TASK TO COMPLETE. Every line below is to be copied exactly, with the pictures left out.

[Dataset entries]
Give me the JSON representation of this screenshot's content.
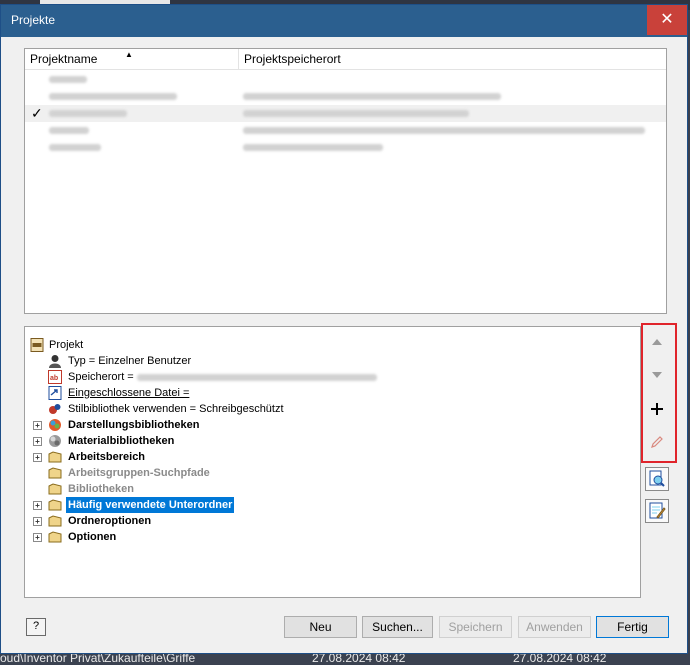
{
  "window": {
    "title": "Projekte",
    "close_symbol": "✕"
  },
  "project_list": {
    "columns": [
      "Projektname",
      "Projektspeicherort"
    ],
    "sort_indicator": "▲",
    "check_mark": "✓"
  },
  "tree": {
    "nodes": [
      {
        "label": "Projekt"
      },
      {
        "label": "Typ = Einzelner Benutzer"
      },
      {
        "label": "Speicherort = "
      },
      {
        "label": "Eingeschlossene Datei = "
      },
      {
        "label": "Stilbibliothek verwenden = Schreibgeschützt"
      },
      {
        "label": "Darstellungsbibliotheken"
      },
      {
        "label": "Materialbibliotheken"
      },
      {
        "label": "Arbeitsbereich"
      },
      {
        "label": "Arbeitsgruppen-Suchpfade"
      },
      {
        "label": "Bibliotheken"
      },
      {
        "label": "Häufig verwendete Unterordner"
      },
      {
        "label": "Ordneroptionen"
      },
      {
        "label": "Optionen"
      }
    ],
    "expander_symbol": "+"
  },
  "buttons": {
    "help": "?",
    "new": "Neu",
    "browse": "Suchen...",
    "save": "Speichern",
    "apply": "Anwenden",
    "done": "Fertig"
  },
  "background": {
    "bottom_text_left": "oud\\Inventor Privat\\Zukaufteile\\Griffe",
    "bottom_text_mid": "27.08.2024 08:42",
    "bottom_text_right": "27.08.2024 08:42"
  }
}
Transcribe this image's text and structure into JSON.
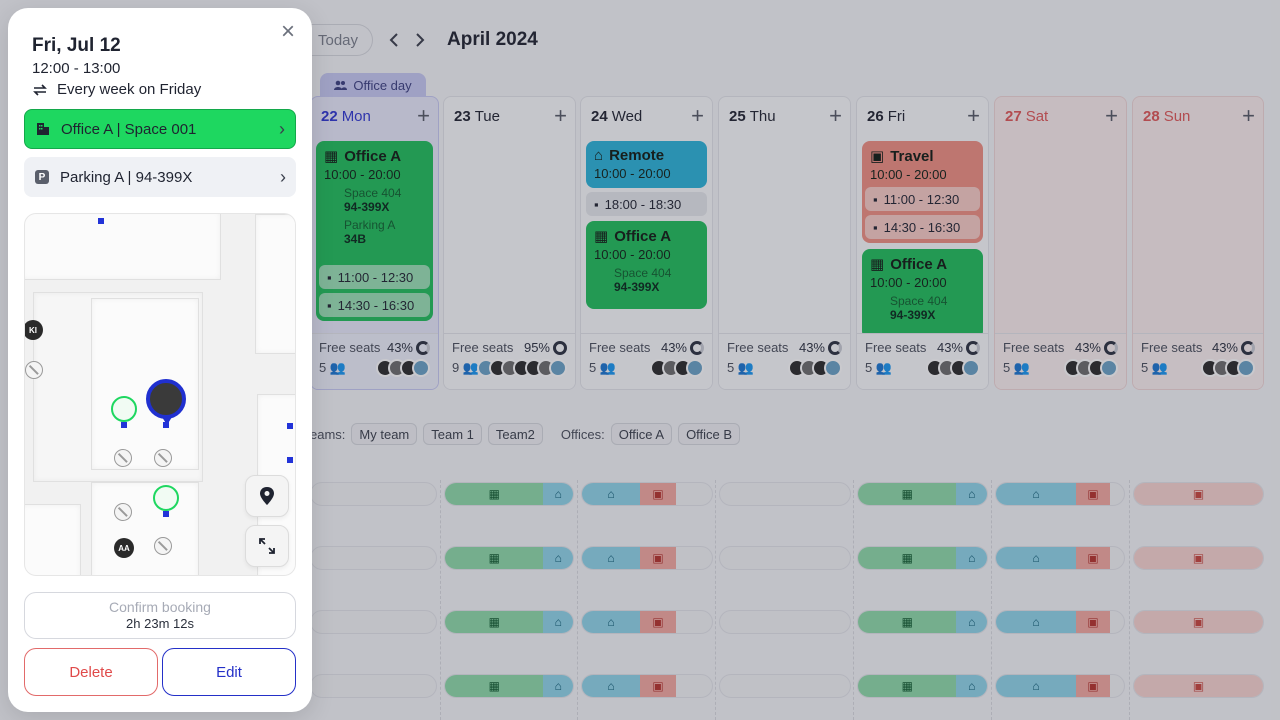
{
  "calendar": {
    "today_label": "Today",
    "prev_label": "‹",
    "next_label": "›",
    "month_title": "April 2024",
    "office_day_tag": "Office day",
    "days": [
      {
        "num": "22",
        "name": "Mon",
        "pct": "43%",
        "free_seats_label": "Free seats",
        "count": "5"
      },
      {
        "num": "23",
        "name": "Tue",
        "pct": "95%",
        "free_seats_label": "Free seats",
        "count": "9"
      },
      {
        "num": "24",
        "name": "Wed",
        "pct": "43%",
        "free_seats_label": "Free seats",
        "count": "5"
      },
      {
        "num": "25",
        "name": "Thu",
        "pct": "43%",
        "free_seats_label": "Free seats",
        "count": "5"
      },
      {
        "num": "26",
        "name": "Fri",
        "pct": "43%",
        "free_seats_label": "Free seats",
        "count": "5"
      },
      {
        "num": "27",
        "name": "Sat",
        "pct": "43%",
        "free_seats_label": "Free seats",
        "count": "5"
      },
      {
        "num": "28",
        "name": "Sun",
        "pct": "43%",
        "free_seats_label": "Free seats",
        "count": "5"
      }
    ],
    "events": {
      "mon_office": {
        "title": "Office A",
        "time": "10:00 - 20:00",
        "space": "Space 404",
        "space_code": "94-399X",
        "parking": "Parking A",
        "parking_code": "34B"
      },
      "mon_meet1": "11:00 - 12:30",
      "mon_meet2": "14:30 - 16:30",
      "wed_remote": {
        "title": "Remote",
        "time": "10:00 - 20:00"
      },
      "wed_meet": "18:00 - 18:30",
      "wed_office": {
        "title": "Office A",
        "time": "10:00 - 20:00",
        "space": "Space 404",
        "space_code": "94-399X"
      },
      "fri_travel": {
        "title": "Travel",
        "time": "10:00 - 20:00"
      },
      "fri_meet1": "11:00 - 12:30",
      "fri_meet2": "14:30 - 16:30",
      "fri_office": {
        "title": "Office A",
        "time": "10:00 - 20:00",
        "space": "Space 404",
        "space_code": "94-399X"
      }
    },
    "filters": {
      "teams_label": "eams:",
      "teams": [
        "My team",
        "Team 1",
        "Team2"
      ],
      "offices_label": "Offices:",
      "offices": [
        "Office A",
        "Office B"
      ]
    }
  },
  "panel": {
    "date": "Fri, Jul 12",
    "time": "12:00 - 13:00",
    "repeat": "Every week on Friday",
    "space_item": "Office A | Space 001",
    "parking_item": "Parking A | 94-399X",
    "parking_badge": "P",
    "map_initials_1": "KI",
    "map_initials_2": "AA",
    "confirm_label": "Confirm booking",
    "confirm_timer": "2h 23m 12s",
    "delete_label": "Delete",
    "edit_label": "Edit",
    "close_icon": "×"
  },
  "colors": {
    "office": "#1fbf5b",
    "remote": "#2ab4d9",
    "travel": "#f08f82",
    "accent": "#2430c8",
    "danger": "#e04a4a"
  }
}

SOLUTION TO THE EXERCISE.
Give me the JSON representation of this screenshot's content.
{
  "window": {
    "title": "Projekte",
    "close_symbol": "✕"
  },
  "project_list": {
    "columns": [
      "Projektname",
      "Projektspeicherort"
    ],
    "sort_indicator": "▲",
    "check_mark": "✓"
  },
  "tree": {
    "nodes": [
      {
        "label": "Projekt"
      },
      {
        "label": "Typ = Einzelner Benutzer"
      },
      {
        "label": "Speicherort = "
      },
      {
        "label": "Eingeschlossene Datei = "
      },
      {
        "label": "Stilbibliothek verwenden = Schreibgeschützt"
      },
      {
        "label": "Darstellungsbibliotheken"
      },
      {
        "label": "Materialbibliotheken"
      },
      {
        "label": "Arbeitsbereich"
      },
      {
        "label": "Arbeitsgruppen-Suchpfade"
      },
      {
        "label": "Bibliotheken"
      },
      {
        "label": "Häufig verwendete Unterordner"
      },
      {
        "label": "Ordneroptionen"
      },
      {
        "label": "Optionen"
      }
    ],
    "expander_symbol": "+"
  },
  "buttons": {
    "help": "?",
    "new": "Neu",
    "browse": "Suchen...",
    "save": "Speichern",
    "apply": "Anwenden",
    "done": "Fertig"
  },
  "background": {
    "bottom_text_left": "oud\\Inventor Privat\\Zukaufteile\\Griffe",
    "bottom_text_mid": "27.08.2024 08:42",
    "bottom_text_right": "27.08.2024 08:42"
  }
}
Transcribe this image's text and structure into JSON.
{
  "calendar": {
    "today_label": "Today",
    "prev_label": "‹",
    "next_label": "›",
    "month_title": "April 2024",
    "office_day_tag": "Office day",
    "days": [
      {
        "num": "22",
        "name": "Mon",
        "pct": "43%",
        "free_seats_label": "Free seats",
        "count": "5"
      },
      {
        "num": "23",
        "name": "Tue",
        "pct": "95%",
        "free_seats_label": "Free seats",
        "count": "9"
      },
      {
        "num": "24",
        "name": "Wed",
        "pct": "43%",
        "free_seats_label": "Free seats",
        "count": "5"
      },
      {
        "num": "25",
        "name": "Thu",
        "pct": "43%",
        "free_seats_label": "Free seats",
        "count": "5"
      },
      {
        "num": "26",
        "name": "Fri",
        "pct": "43%",
        "free_seats_label": "Free seats",
        "count": "5"
      },
      {
        "num": "27",
        "name": "Sat",
        "pct": "43%",
        "free_seats_label": "Free seats",
        "count": "5"
      },
      {
        "num": "28",
        "name": "Sun",
        "pct": "43%",
        "free_seats_label": "Free seats",
        "count": "5"
      }
    ],
    "events": {
      "mon_office": {
        "title": "Office A",
        "time": "10:00 - 20:00",
        "space": "Space 404",
        "space_code": "94-399X",
        "parking": "Parking A",
        "parking_code": "34B"
      },
      "mon_meet1": "11:00 - 12:30",
      "mon_meet2": "14:30 - 16:30",
      "wed_remote": {
        "title": "Remote",
        "time": "10:00 - 20:00"
      },
      "wed_meet": "18:00 - 18:30",
      "wed_office": {
        "title": "Office A",
        "time": "10:00 - 20:00",
        "space": "Space 404",
        "space_code": "94-399X"
      },
      "fri_travel": {
        "title": "Travel",
        "time": "10:00 - 20:00"
      },
      "fri_meet1": "11:00 - 12:30",
      "fri_meet2": "14:30 - 16:30",
      "fri_office": {
        "title": "Office A",
        "time": "10:00 - 20:00",
        "space": "Space 404",
        "space_code": "94-399X"
      }
    },
    "filters": {
      "teams_label": "eams:",
      "teams": [
        "My team",
        "Team 1",
        "Team2"
      ],
      "offices_label": "Offices:",
      "offices": [
        "Office A",
        "Office B"
      ]
    }
  },
  "panel": {
    "date": "Fri, Jul 12",
    "time": "12:00 - 13:00",
    "repeat": "Every week on Friday",
    "space_item": "Office A | Space 001",
    "parking_item": "Parking A | 94-399X",
    "parking_badge": "P",
    "map_initials_1": "KI",
    "map_initials_2": "AA",
    "confirm_label": "Confirm booking",
    "confirm_timer": "2h 23m 12s",
    "delete_label": "Delete",
    "edit_label": "Edit",
    "close_icon": "×"
  },
  "colors": {
    "office": "#1fbf5b",
    "remote": "#2ab4d9",
    "travel": "#f08f82",
    "accent": "#2430c8",
    "danger": "#e04a4a"
  }
}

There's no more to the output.